| SOURCE RECORDS |
[Start of section]

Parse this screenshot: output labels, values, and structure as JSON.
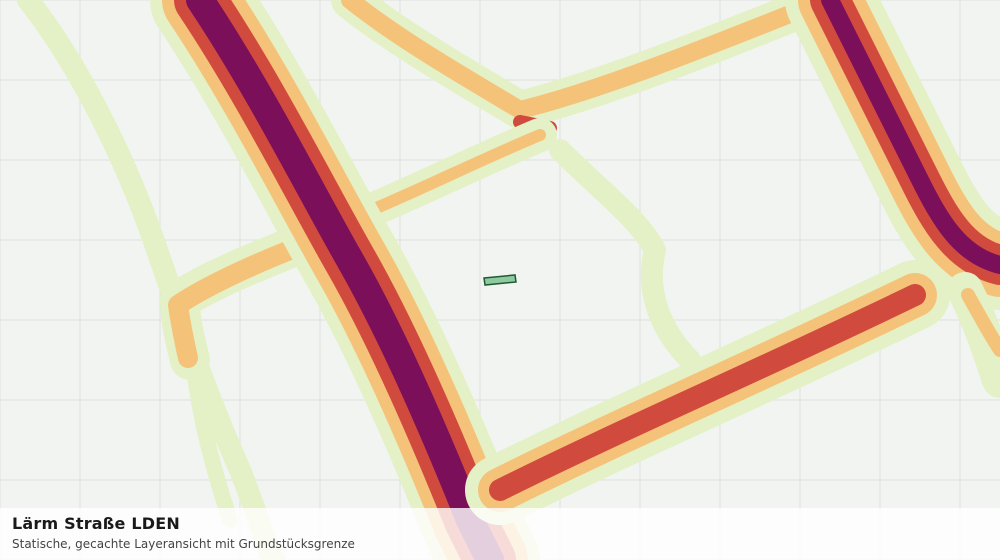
{
  "map": {
    "layer_name": "Lärm Straße LDEN",
    "description": "Statische, gecachte Layeransicht mit Grundstücksgrenze",
    "colors": {
      "background": "#f2f4f2",
      "grid": "#dcdfdc",
      "noise_level_1": "#e4f1c6",
      "noise_level_2": "#f5c27a",
      "noise_level_3": "#d14a3e",
      "noise_level_4": "#7b0f5a",
      "parcel_fill": "#8fc9a0",
      "parcel_border": "#1e5a32"
    }
  }
}
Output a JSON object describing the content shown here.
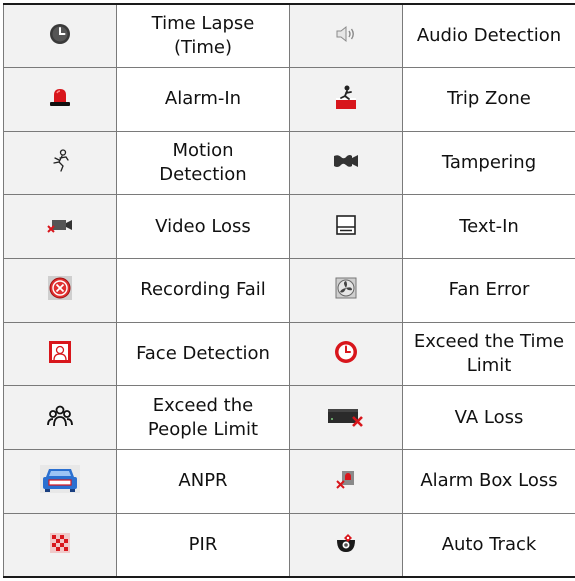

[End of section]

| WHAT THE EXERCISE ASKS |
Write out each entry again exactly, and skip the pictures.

| SOLUTION |
Parse this screenshot: output labels, values, and structure as JSON.
{
  "map": {
    "layer_name": "Lärm Straße LDEN",
    "description": "Statische, gecachte Layeransicht mit Grundstücksgrenze",
    "colors": {
      "background": "#f2f4f2",
      "grid": "#dcdfdc",
      "noise_level_1": "#e4f1c6",
      "noise_level_2": "#f5c27a",
      "noise_level_3": "#d14a3e",
      "noise_level_4": "#7b0f5a",
      "parcel_fill": "#8fc9a0",
      "parcel_border": "#1e5a32"
    }
  }
}
Output a JSON object describing the content shown here.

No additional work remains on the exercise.